Will Robie and Jessica Reel are two of the most lethal people alive. They’re the ones the government calls in when the utmost secrecy is required to take out those who plot violence and mass destruction against the United States. And through every mission, one man has always had their backs: their handler, code-named Blue Man.
But now, Blue Man is missing.
Last seen in rural Colorado, Blue Man had taken a rare vacation to go fly fishing in his hometown when he disappeared off the grid. With no communications since, the team can’t help but fear the worst.
Sent to investigate, Robie and Reel arrive in the small town of Grand to discover that it has its own share of problems. A stagnant local economy and a woefully understaffed police force have made this small community a magnet for crime, drugs, and a growing number of militant fringe groups.

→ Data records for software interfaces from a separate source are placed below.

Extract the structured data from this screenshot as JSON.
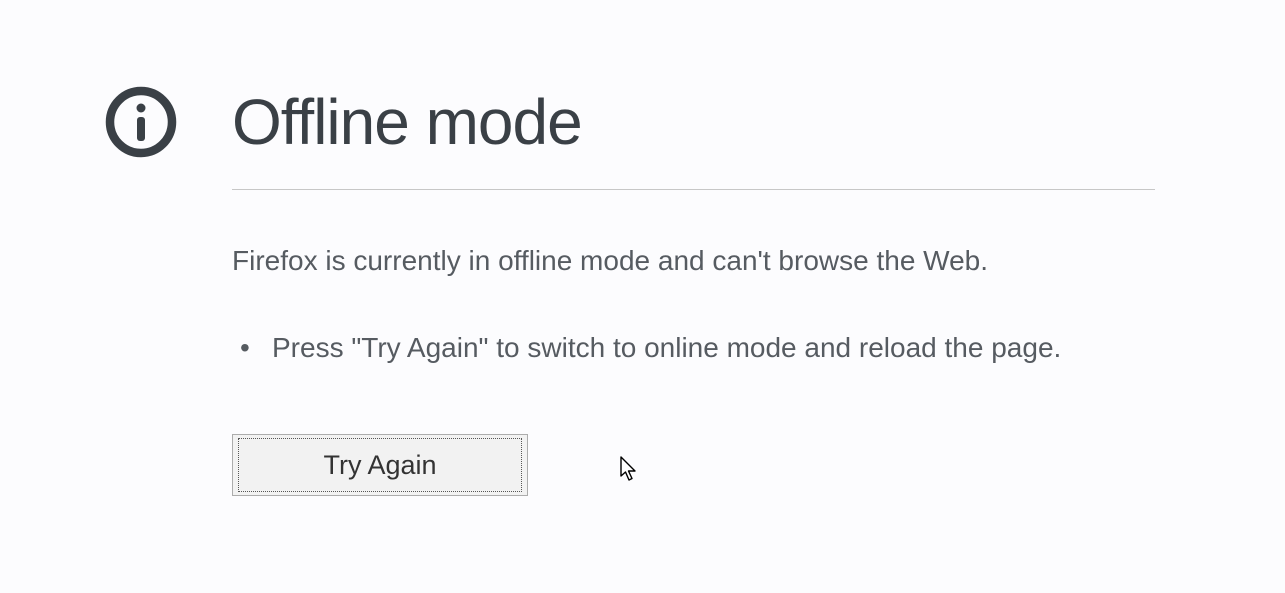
{
  "error": {
    "title": "Offline mode",
    "message": "Firefox is currently in offline mode and can't browse the Web.",
    "instructions": [
      "Press \"Try Again\" to switch to online mode and reload the page."
    ],
    "button_label": "Try Again"
  }
}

But lying in wait in Grand is an even more insidious and sweeping threat, one that may shake the very foundations of America. And when Robie and Reel find themselves up against an adversary with superior firepower and a home-court advantage, they’ll be lucky if they make it out alive, with or without Blue Man…
Once again, Robie and Reel are tasked with playing detective. We’re now a few months after the events of The Guilty, and Robie and Reel are physically healed and mended, but still struggling with the psychological fallout of their trip down south. There are also strains within their relationship, too — this is something I felt Baldacci didn’t develop as well as he could have (and indeed has, in the past). The two protagonists are chaffing at each other’s presence almost the entire novel. A fair bit of the novel focuses on this, but it never felt overdone, nor did it feel unrealistic (just rather sudden).

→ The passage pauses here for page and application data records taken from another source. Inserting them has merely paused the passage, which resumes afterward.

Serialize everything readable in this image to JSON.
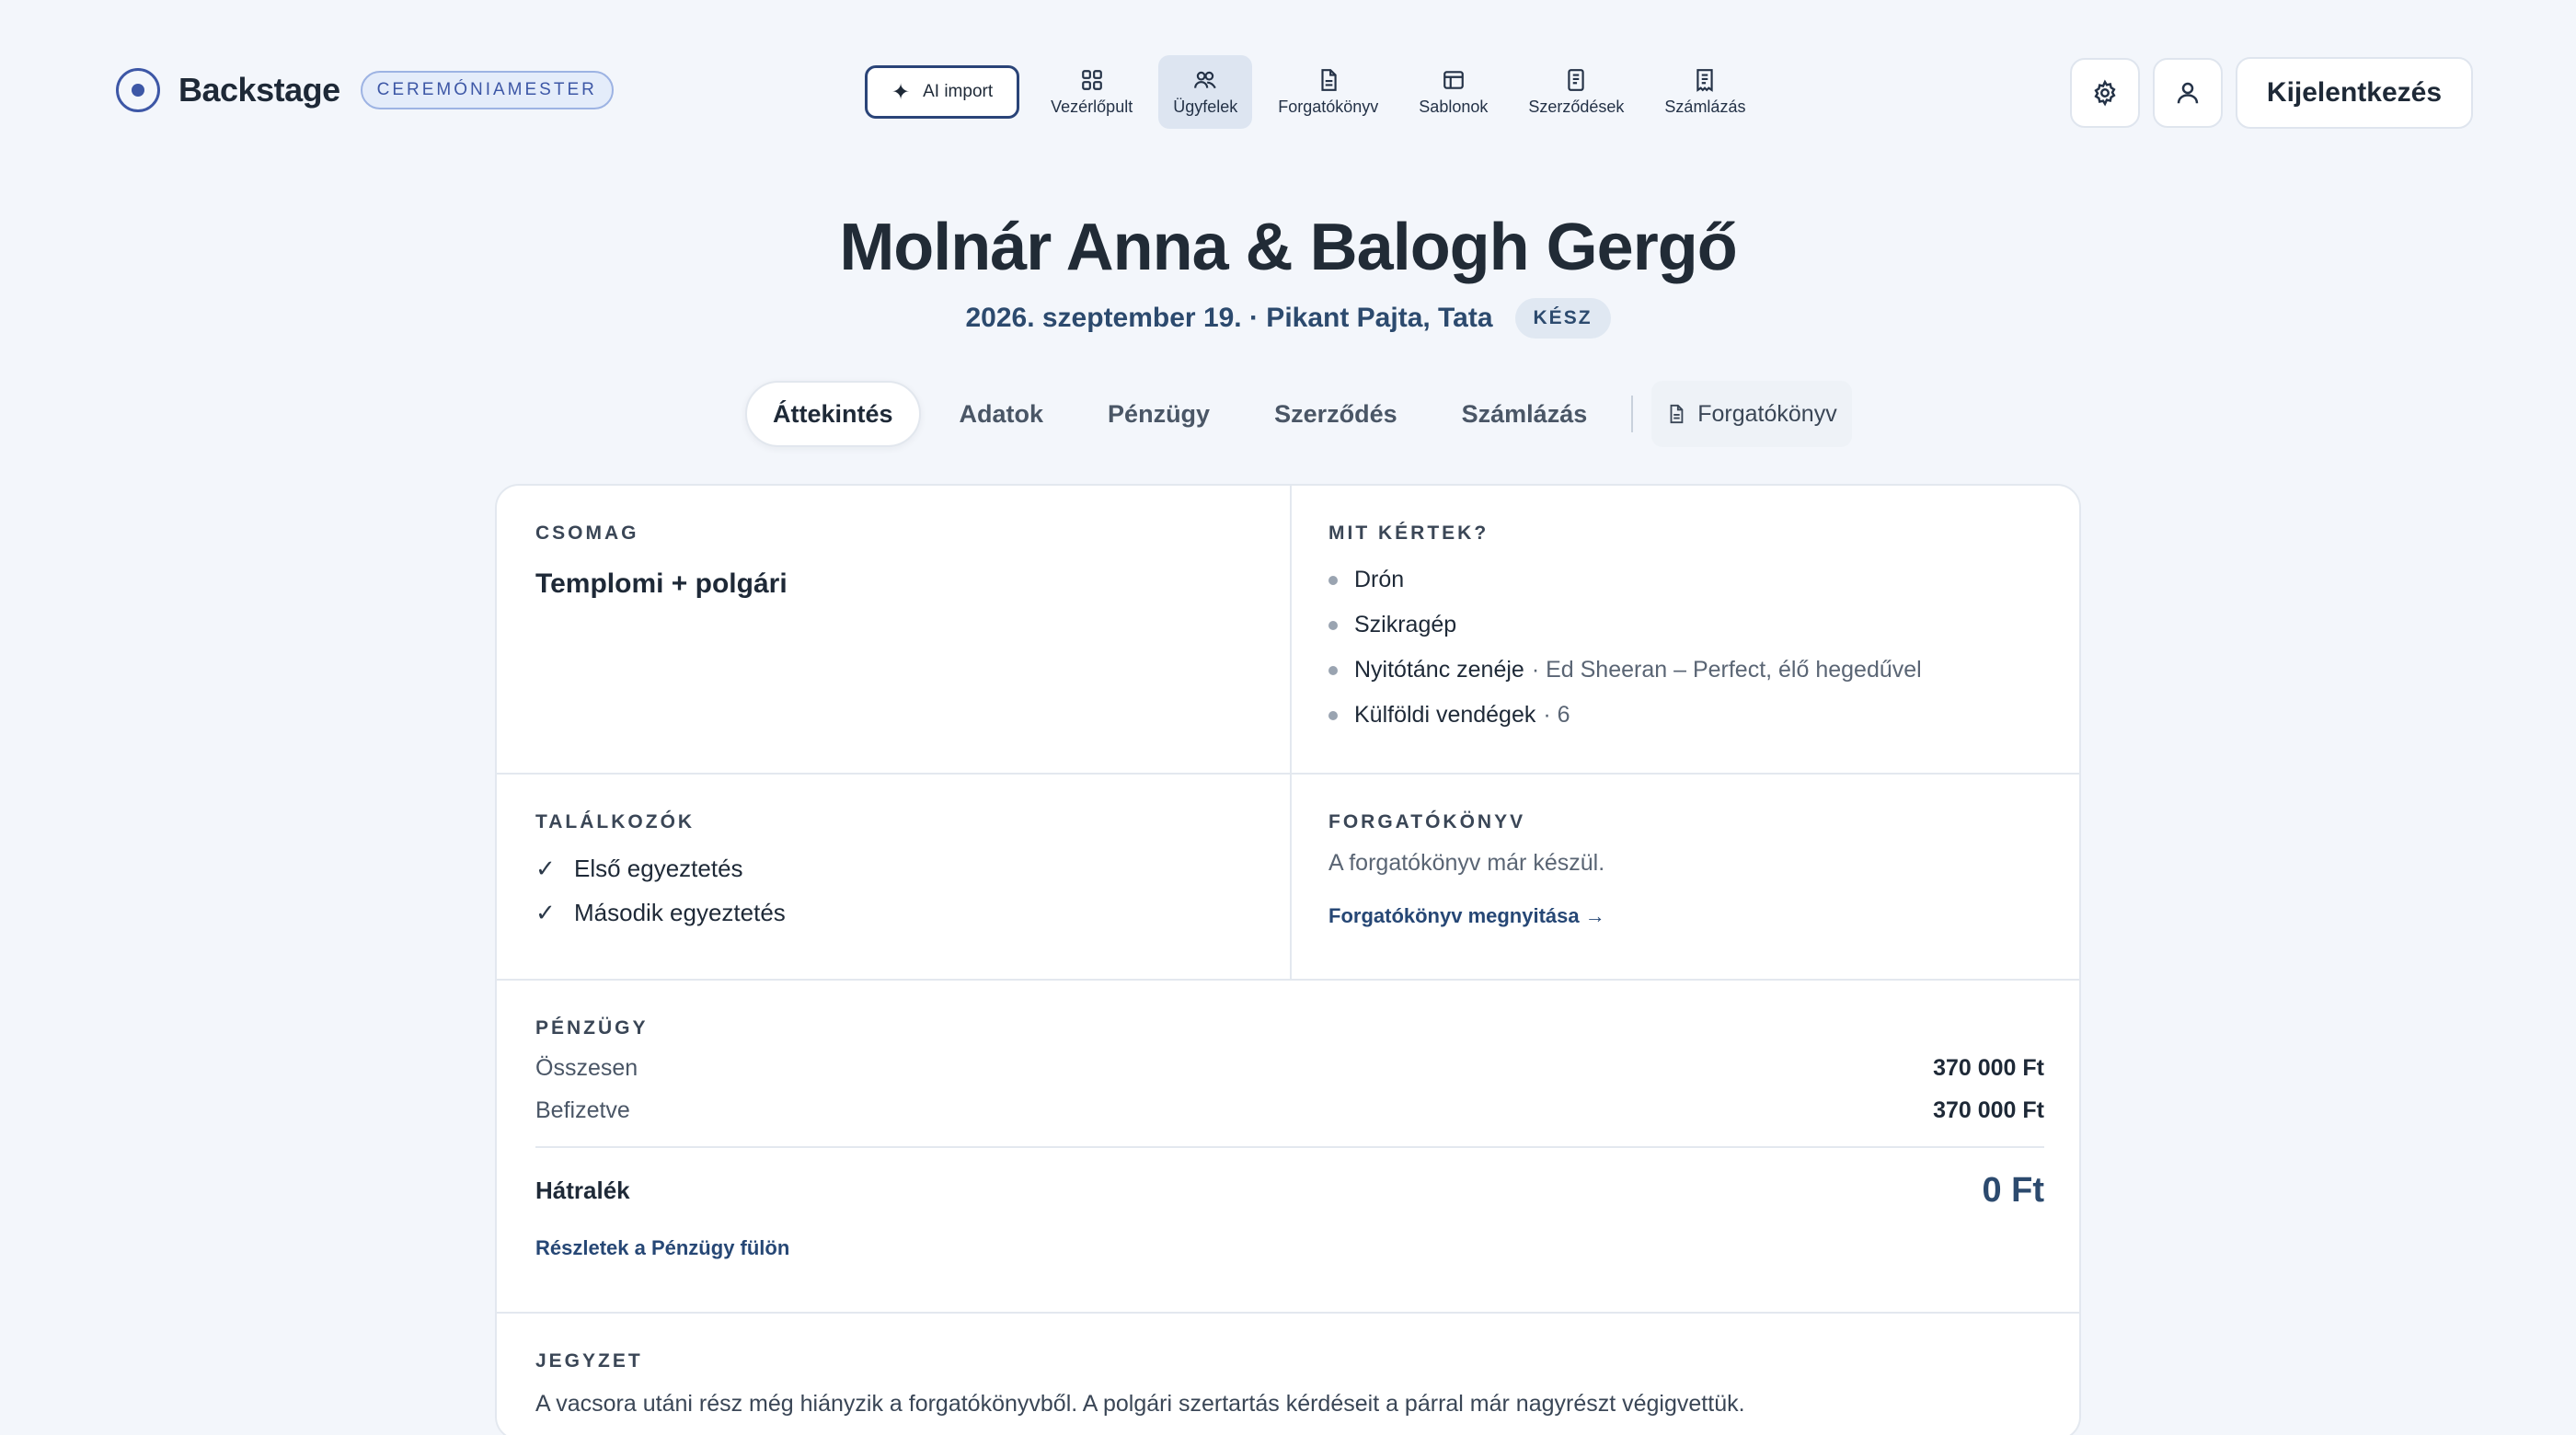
{
  "brand": {
    "name": "Backstage",
    "role": "CEREMÓNIAMESTER"
  },
  "nav": {
    "ai_import": "AI import",
    "items": [
      {
        "label": "Vezérlőpult",
        "icon": "grid-icon"
      },
      {
        "label": "Ügyfelek",
        "icon": "users-icon",
        "active": true
      },
      {
        "label": "Forgatókönyv",
        "icon": "document-icon"
      },
      {
        "label": "Sablonok",
        "icon": "template-icon"
      },
      {
        "label": "Szerződések",
        "icon": "contract-icon"
      },
      {
        "label": "Számlázás",
        "icon": "invoice-icon"
      }
    ]
  },
  "tools": {
    "logout": "Kijelentkezés"
  },
  "client": {
    "title": "Molnár Anna & Balogh Gergő",
    "subtitle": "2026. szeptember 19. · Pikant Pajta, Tata",
    "status": "KÉSZ"
  },
  "tabs": [
    "Áttekintés",
    "Adatok",
    "Pénzügy",
    "Szerződés",
    "Számlázás"
  ],
  "tab_script": "Forgatókönyv",
  "package": {
    "label": "CSOMAG",
    "value": "Templomi + polgári"
  },
  "requests": {
    "label": "MIT KÉRTEK?",
    "items": [
      {
        "text": "Drón",
        "detail": ""
      },
      {
        "text": "Szikragép",
        "detail": ""
      },
      {
        "text": "Nyitótánc zenéje",
        "detail": "· Ed Sheeran – Perfect, élő hegedűvel"
      },
      {
        "text": "Külföldi vendégek",
        "detail": "· 6"
      }
    ]
  },
  "meetings": {
    "label": "TALÁLKOZÓK",
    "items": [
      "Első egyeztetés",
      "Második egyeztetés"
    ]
  },
  "script": {
    "label": "FORGATÓKÖNYV",
    "text": "A forgatókönyv már készül.",
    "link": "Forgatókönyv megnyitása →"
  },
  "finance": {
    "label": "PÉNZÜGY",
    "total_label": "Összesen",
    "total_value": "370 000 Ft",
    "paid_label": "Befizetve",
    "paid_value": "370 000 Ft",
    "due_label": "Hátralék",
    "due_value": "0 Ft",
    "link": "Részletek a Pénzügy fülön"
  },
  "note": {
    "label": "JEGYZET",
    "text": "A vacsora utáni rész még hiányzik a forgatókönyvből. A polgári szertartás kérdéseit a párral már nagyrészt végigvettük."
  }
}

End Game takes the characters to another new location: this time, Colorado, intent on discovering what has happened to their boss, Blue Man. They learn more about their superior’s past, his upbringing and the tragedy in his youth that left him an orphan. Grand, Colorado has the feel of the Wild West — the majority of locals are packing heat, there are skinheads, white supremacists, possibly drug runners, and more factions operating in the sparsely-populated area.
With only two locals cops, too, there isn’t much law-and-order oversight. Given this situation, and the fact that the Blue Man seems to have stumbled onto some kind of conspiracy before he disappeared, Robie and Reel have their work cut out for them. With various forces operating against them, our two heroes end up in a lot of… scrapes. A lot of confrontations. In fact, this novel has perhaps the highest bodycount of any in the series. I was quite surprised by this, to be honest.
As with The Guilty, I didn’t find this novel as good as the first three in the series. It seemed like Baldacci was trying to pack in a lot of plot, which is usually a great thing (as I mentioned earlier, I find Baldacci’s novels to be some of the most substantial thrillers publishing today). For the most part, he pulls it off. It did feel a little busy, though. But, by the end of the novel, everything is pulled together in a pretty interesting way. The author manages to get in a fair amount of social commentary into the story — including the disconnected, solipsistic nature of some of the 1%; legalization of marijuana in Colorado; the devastating impact of the illegal drug trade; the pernicious effect and growth of white supremacist movements in America. Sometimes, though, the plot seemed to serve the commentary, rather than the other way around. (I may just have been feeling picky at the time — I certainly had no difficulty picking up the novel and reading well into the night.)
Baldacci does a good job in this novel, too, of examining the long-term impact — psychological and physical — of working in the jobs that Robie and Reel do. We get plenty of evidence of their incredible prowess and skills, but Baldacci doesn’t skip the character-work. I enjoyed End Game more than The Guilty.
I hope there are more novels in the series. I also really must catch up on Baldacci’s Amos Decker series (which began with the excellent The Memory Man). I’ll hopefully get around to those in the near future.
If you’re a fan of Baldacci’s work, then I’d still recommend these two you. Just with the caveat that they’re not quite as good as his previous output.